23. CONVERTING TO
• Update Data Schema
• Script copying of user records in to new schema
• Update ApplicationUser object
• Add PasswordHasher to handle existing passwords. Register
• Write migration code to retrieve profile data and save to user.
• Test and verify
In 1995, Nicholas Negroponte, founder of the MIT media lab, wrote a book called being digital. In this book he talks about the future of technology and how our lives will change as technology takes hold in the digital age.
One of the key themes Negroponte discusses is the idea that over time, there would be this big shift from<CLICK>
from atoms – that is tangible, physical objects – to bits – of course meaning digital information.
He talks about music shifting from CDs to digital files – got that one right. And he even jokes about how this book itself, made up of atoms, will someday be replaced by its digital version.
While now, nearly 20 years later, we see much of his foresight coming true, there is one aspect of technology that we deal with as software developers that really shows that shift, and that is in the area of security.
Nearly everyone in this room probably has a keychain in their pocket. On my keychain I have 2 car keys, a house key, and keys to 2 padlocks. The key chain is a basic tangible – or in Negroponte’s terms, atomic - representation of my ability to access something. If I have the key, I can open the door.
Of course, the digital analog to the keychain is the various methods by which we – as software developers – control access and identify users.
The manifestation of that access control is the login form. We’ve gotten very familiar in the modern web age with the login form.
The essential login form pattern has 6 elements to it:
The services we interact with have their own logins.
But we’ve even reached a state in today’s technical world where even your grocery store has a login.
For us as software developers, the login form itself is the easy part. But what we really worry about is what happens when you click that Sign In button. And that is where the discussion for identity management really begins.
In any given web app or system there are two essential security concepts we have to manage.
First we have to know who a user is. That is authentication. Are you who you say you are. We do this through asking for some kind of identifying information. Typically this is the username and password or PIN.
Second then, we have to determine if you have permission to use the resource you’re asking to use. This is Authorization. We do this by checking a role, or by querying an Access Control List of some kind.
I like to think of it like a hallway with lots of doors along it. Kind of like in the Matrix. Authentication gets you in the hallway. But authorization determines whether or not you can go in to any of the doors.
Historically then, we used to create our own security models and access control systems. We’d create our own database tables with a field for username and another for password.
Then in 2005, Microsoft introduced ASP.NET Membership – which gave us a head start. This system has been around for nearly 10 years. And while it has a few quirks, it is a pretty enduring platform.
HOW MANY PEOPLE have either created or currently maintain a system that uses ASP Membership?
Membership provided a flexible yet basic mechanism for providing authentication and authorization.
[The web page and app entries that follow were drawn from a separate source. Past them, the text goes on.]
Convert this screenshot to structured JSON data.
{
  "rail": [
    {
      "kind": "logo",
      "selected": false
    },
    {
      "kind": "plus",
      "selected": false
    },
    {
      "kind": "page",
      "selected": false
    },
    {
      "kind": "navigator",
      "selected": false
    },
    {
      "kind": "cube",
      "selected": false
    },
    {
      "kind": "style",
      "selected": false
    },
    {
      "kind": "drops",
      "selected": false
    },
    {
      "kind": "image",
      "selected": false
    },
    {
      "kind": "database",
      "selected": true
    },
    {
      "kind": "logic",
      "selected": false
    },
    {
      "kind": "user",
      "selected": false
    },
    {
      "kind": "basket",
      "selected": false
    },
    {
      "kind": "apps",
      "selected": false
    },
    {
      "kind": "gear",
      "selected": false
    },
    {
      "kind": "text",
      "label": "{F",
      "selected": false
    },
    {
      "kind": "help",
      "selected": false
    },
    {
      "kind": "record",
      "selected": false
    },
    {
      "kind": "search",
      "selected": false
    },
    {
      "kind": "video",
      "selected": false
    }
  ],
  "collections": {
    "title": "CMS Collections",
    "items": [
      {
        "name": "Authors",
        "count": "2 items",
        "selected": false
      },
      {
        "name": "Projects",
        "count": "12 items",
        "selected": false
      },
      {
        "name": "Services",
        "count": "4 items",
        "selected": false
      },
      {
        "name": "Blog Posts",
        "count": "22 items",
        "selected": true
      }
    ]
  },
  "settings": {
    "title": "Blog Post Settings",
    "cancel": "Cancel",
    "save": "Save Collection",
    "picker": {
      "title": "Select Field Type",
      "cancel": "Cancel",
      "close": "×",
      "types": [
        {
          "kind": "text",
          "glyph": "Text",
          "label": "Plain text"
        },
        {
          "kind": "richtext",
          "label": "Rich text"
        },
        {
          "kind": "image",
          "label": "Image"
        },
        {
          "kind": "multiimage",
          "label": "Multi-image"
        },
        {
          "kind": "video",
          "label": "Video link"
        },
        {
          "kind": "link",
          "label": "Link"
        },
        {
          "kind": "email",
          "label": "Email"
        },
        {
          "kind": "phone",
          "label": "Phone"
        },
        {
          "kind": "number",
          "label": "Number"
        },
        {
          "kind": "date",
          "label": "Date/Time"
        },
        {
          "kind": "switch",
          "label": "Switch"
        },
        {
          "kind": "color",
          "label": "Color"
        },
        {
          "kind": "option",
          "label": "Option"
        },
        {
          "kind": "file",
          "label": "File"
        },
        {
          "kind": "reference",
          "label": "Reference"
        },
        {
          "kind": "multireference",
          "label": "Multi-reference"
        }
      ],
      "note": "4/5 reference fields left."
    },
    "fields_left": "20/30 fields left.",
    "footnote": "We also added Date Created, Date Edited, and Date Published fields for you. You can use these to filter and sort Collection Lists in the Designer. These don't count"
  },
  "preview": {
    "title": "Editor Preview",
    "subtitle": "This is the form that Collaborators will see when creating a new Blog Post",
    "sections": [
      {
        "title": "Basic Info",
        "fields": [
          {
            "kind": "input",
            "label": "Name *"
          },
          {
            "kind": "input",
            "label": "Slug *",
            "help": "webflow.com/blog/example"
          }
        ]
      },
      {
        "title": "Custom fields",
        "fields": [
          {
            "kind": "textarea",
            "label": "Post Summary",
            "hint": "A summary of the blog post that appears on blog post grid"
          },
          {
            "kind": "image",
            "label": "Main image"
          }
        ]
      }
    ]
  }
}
And yet in the past 10 years a lot has changed.
This happened. Social media has taken the internet by storm, and with these huge, global user bases, suddenly there was an alternative to using my own local list of users and passwords.
Then Microsoft itself drove the concept further with Azure, OneDrive and Office 365. With these various cloud offerings, now we began to connect our internal infrastructure to the cloud – and we needed our security mechanisms to go with it. Or in the case of Azure – we might just fully outsource our Directory services altogether – so now we need the software we create to use that as its security guard.
So in lieu of these trends, Microsoft released ASP.NET Identity as part of Visual Studio 2013. This is really a ground up re-thinking of how identity management and access control should be implemented, taking in to consideration the state of the modern web and the shortcomings of the ASP.NET Membership system.
Improved Persistence – ASP Membership was oriented around a relational database model, and if you wanted to use an alternate data store it was lots of custom code. Identify uses Entity Framework Code First, making it much easier to modify the schema or the target platform.
OWIN - Open Web Interface for .NET – a standard interface between .NET web servers and web applications – has authentication handlers to support pluggable modules. Not dependent on System.Web.
There have actually been 3 releases of the ASP.NET Identity framework. The 1.0 release came with the launch of Visual Studio 2013. Version 2.0 released in Spring of 2014 as a NuGet only release. It included several major updates for account lockout, password confirmation, and 2 factor authentication, as well as some code improvements. Version 2.1 just launched in August and was bundled with Update 3 for VS 2013. It introduced a SignInManager that will allow you to quickly enable or disable the log in behaviors such as 2FA.
Explain VS2013 dialog
Show Authentication selector
Build/run new app
Update Data Schema – need to add fields in new tables for all the fields in old tables.
Use SQL script to copy records from old to new tables. Compress password hash+password salt+password format in to PasswordHash table.